The mass of the organic phase of the paint film is known to diminish significantly as a consequence of aging, through loss of volatile scission products and molecules not immobilized in the polymer network. In combination with the increased cohesiveness conferred by internal electrostatic and H-bonding forces, this effect may result in severely aged paint films showing only low magnitudes of swelling in solvents compared to their young counterparts. It is conceivable that solvent sorption may cause the cohesion of old paint films to be interfered with by processes additional to, and more chemically complex than, the simple solvation swelling of the organic binder phase. Swelling—that is, gelation, softening and physical enlargement of the organic binder phase—may be a phenomenon of risk in cleaning that is most pertinent to relatively young or mediumrich oil paints. In the long run it may be that alternative investigative approaches will be necessary to examine properly the influence of solvents on the cohesion of paints that are appreciably aged.

For the moment, however, there is value in reexamining the solvent-induced swelling behavior of typical young-mature oil paint films to clarify their sensitivities to solvents of various types. It is hoped that the results will help in providing a better understanding of paint-solvent interactions and will contribute to an improved theoretical framework for selecting solvents in the cleaning of paintings. Essentially, the goal is to provide a broader range of scientific evidence that will improve the precision with which practical conservators might deploy these chemical tools in execution of the craft of cleaning paintings. The primary objective has been to measure the degree and rate of swelling of selected paint films when immersed in a range of organic solvents repre-sentative of those commonly used in the cleaning of paintings and of specific chemical classes.

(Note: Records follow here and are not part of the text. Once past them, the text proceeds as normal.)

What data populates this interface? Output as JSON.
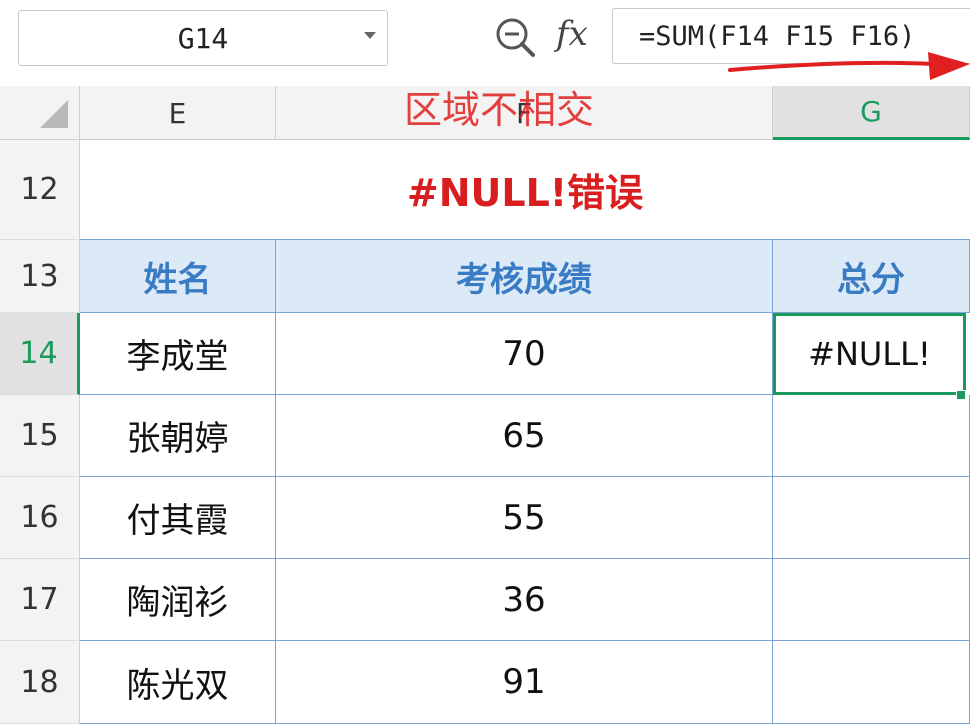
{
  "formula_bar": {
    "name_box": "G14",
    "fx_label": "fx",
    "formula": "=SUM(F14 F15 F16)"
  },
  "annotation": "区域不相交",
  "columns": [
    "E",
    "F",
    "G"
  ],
  "rows": [
    "12",
    "13",
    "14",
    "15",
    "16",
    "17",
    "18"
  ],
  "title": "#NULL!错误",
  "headers": [
    "姓名",
    "考核成绩",
    "总分"
  ],
  "records": [
    {
      "name": "李成堂",
      "score": "70",
      "total": "#NULL!"
    },
    {
      "name": "张朝婷",
      "score": "65",
      "total": ""
    },
    {
      "name": "付其霞",
      "score": "55",
      "total": ""
    },
    {
      "name": "陶润衫",
      "score": "36",
      "total": ""
    },
    {
      "name": "陈光双",
      "score": "91",
      "total": ""
    }
  ],
  "colors": {
    "accent_green": "#1a9a5c",
    "title_red": "#d81e1e",
    "header_blue": "#3a7cc4",
    "header_bg": "#dce9f7",
    "arrow_red": "#e02020"
  },
  "icons": [
    "zoom-formula-icon",
    "fx-icon",
    "dropdown-caret-icon",
    "select-all-triangle-icon",
    "annotation-arrow"
  ]
}
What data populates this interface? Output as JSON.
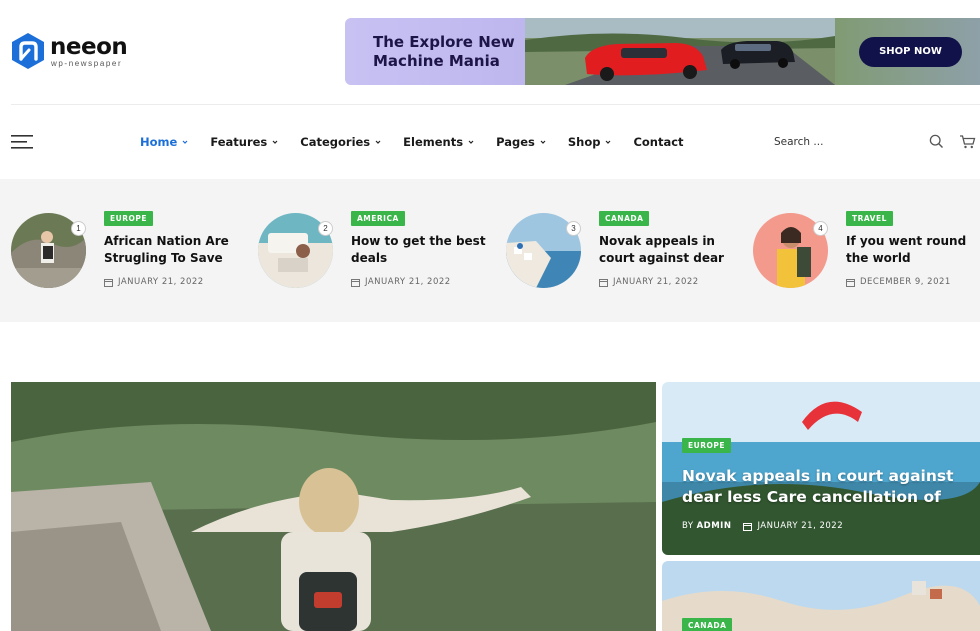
{
  "brand": {
    "name": "neeon",
    "tagline": "wp-newspaper",
    "accent": "#1c6fd8"
  },
  "banner": {
    "title_line1": "The Explore New",
    "title_line2": "Machine Mania",
    "cta": "SHOP NOW"
  },
  "nav": {
    "items": [
      {
        "label": "Home",
        "has_dropdown": true,
        "active": true
      },
      {
        "label": "Features",
        "has_dropdown": true
      },
      {
        "label": "Categories",
        "has_dropdown": true
      },
      {
        "label": "Elements",
        "has_dropdown": true
      },
      {
        "label": "Pages",
        "has_dropdown": true
      },
      {
        "label": "Shop",
        "has_dropdown": true
      },
      {
        "label": "Contact",
        "has_dropdown": false
      }
    ],
    "search_placeholder": "Search ...",
    "icons": [
      "menu-icon",
      "search-icon",
      "cart-icon"
    ]
  },
  "trending": [
    {
      "rank": "1",
      "category": "EUROPE",
      "title": "African Nation Are Strugling To Save",
      "date": "JANUARY 21, 2022"
    },
    {
      "rank": "2",
      "category": "AMERICA",
      "title": "How to get the best deals",
      "date": "JANUARY 21, 2022"
    },
    {
      "rank": "3",
      "category": "CANADA",
      "title": "Novak appeals in court against dear",
      "date": "JANUARY 21, 2022"
    },
    {
      "rank": "4",
      "category": "TRAVEL",
      "title": "If you went round the world",
      "date": "DECEMBER 9, 2021"
    }
  ],
  "hero": {
    "side": [
      {
        "category": "EUROPE",
        "title": "Novak appeals in court against dear less Care cancellation of",
        "by": "BY",
        "author": "ADMIN",
        "date": "JANUARY 21, 2022"
      },
      {
        "category": "CANADA"
      }
    ]
  },
  "colors": {
    "category_badge": "#3ab54a",
    "strip_bg": "#f4f4f4"
  }
}
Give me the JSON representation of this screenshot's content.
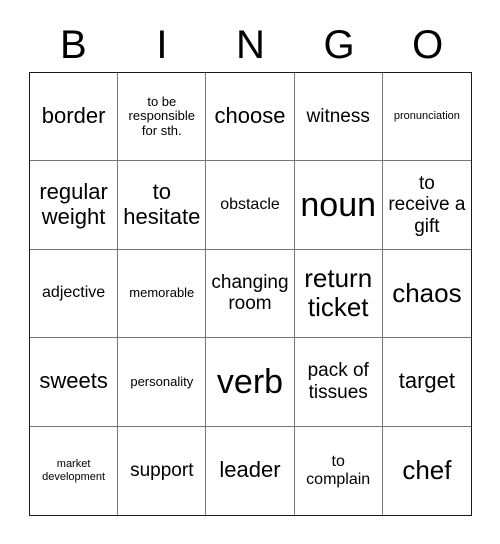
{
  "card": {
    "title": "BINGO",
    "header_letters": [
      "B",
      "I",
      "N",
      "G",
      "O"
    ],
    "colors": {
      "background": "#ffffff",
      "text": "#000000",
      "outer_border": "#1a1a1a",
      "grid_line": "#777777"
    },
    "grid": {
      "rows": 5,
      "columns": 5,
      "cells": [
        {
          "text": "border",
          "size": "xl"
        },
        {
          "text": "to be responsible for sth.",
          "size": "s"
        },
        {
          "text": "choose",
          "size": "xl"
        },
        {
          "text": "witness",
          "size": "l"
        },
        {
          "text": "pronunciation",
          "size": "xs"
        },
        {
          "text": "regular weight",
          "size": "xl"
        },
        {
          "text": "to hesitate",
          "size": "xl"
        },
        {
          "text": "obstacle",
          "size": "m"
        },
        {
          "text": "noun",
          "size": "huge"
        },
        {
          "text": "to receive a gift",
          "size": "l"
        },
        {
          "text": "adjective",
          "size": "m"
        },
        {
          "text": "memorable",
          "size": "s"
        },
        {
          "text": "changing room",
          "size": "l"
        },
        {
          "text": "return ticket",
          "size": "xxl"
        },
        {
          "text": "chaos",
          "size": "xxl"
        },
        {
          "text": "sweets",
          "size": "xl"
        },
        {
          "text": "personality",
          "size": "s"
        },
        {
          "text": "verb",
          "size": "huge"
        },
        {
          "text": "pack of tissues",
          "size": "l"
        },
        {
          "text": "target",
          "size": "xl"
        },
        {
          "text": "market development",
          "size": "xs"
        },
        {
          "text": "support",
          "size": "l"
        },
        {
          "text": "leader",
          "size": "xl"
        },
        {
          "text": "to complain",
          "size": "m"
        },
        {
          "text": "chef",
          "size": "xxl"
        }
      ]
    }
  }
}
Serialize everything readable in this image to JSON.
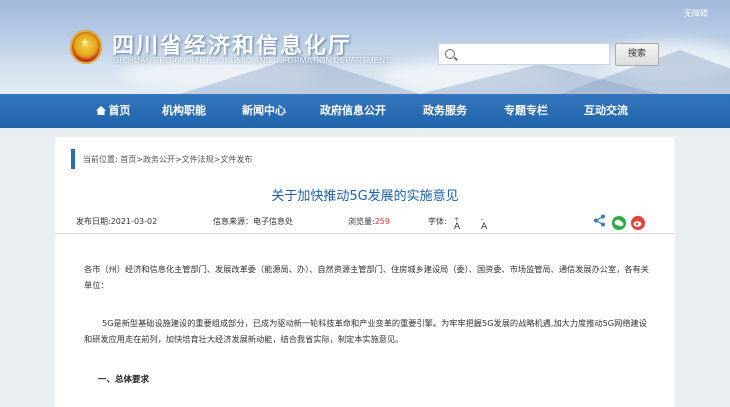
{
  "header": {
    "accessibility_label": "无障碍",
    "site_title": "四川省经济和信息化厅",
    "site_subtitle": "SICHUAN PROVINCIAL ECONOMIC AND INFORMATION DEPARTMENT",
    "search": {
      "placeholder": "",
      "value": "",
      "button_label": "搜索"
    }
  },
  "nav": {
    "items": [
      {
        "label": "首页",
        "icon": "home-icon"
      },
      {
        "label": "机构职能"
      },
      {
        "label": "新闻中心"
      },
      {
        "label": "政府信息公开"
      },
      {
        "label": "政务服务"
      },
      {
        "label": "专题专栏"
      },
      {
        "label": "互动交流"
      }
    ]
  },
  "breadcrumb": {
    "prefix": "当前位置:",
    "path": "首页>政务公开>文件法规>文件发布"
  },
  "article": {
    "title": "关于加快推动5G发展的实施意见",
    "meta": {
      "date_label": "发布日期:2021-03-02",
      "source_label": "信息来源：电子信息处",
      "views_label": "浏览量:",
      "views_value": "259",
      "font_label": "字体:",
      "font_increase": "A",
      "font_decrease": "A",
      "share_icons": [
        "share-icon",
        "wechat-icon",
        "weibo-icon"
      ]
    },
    "paragraphs": [
      "各市（州）经济和信息化主管部门、发展改革委（能源局、办）、自然资源主管部门、住房城乡建设局（委）、国资委、市场监管局、通信发展办公室，各有关单位：",
      "5G是新型基础设施建设的重要组成部分，已成为驱动新一轮科技革命和产业变革的重要引擎。为牢牢把握5G发展的战略机遇,加大力度推动5G网络建设和研发应用走在前列，加快培育壮大经济发展新动能，结合我省实际，制定本实施意见。"
    ],
    "section_heading": "一、总体要求"
  },
  "colors": {
    "nav_bg": "#2a6db5",
    "title_color": "#1f5fae",
    "views_color": "#e0322b"
  }
}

Copyright 2002 American Institution for Conservation of Historic & Artistic Works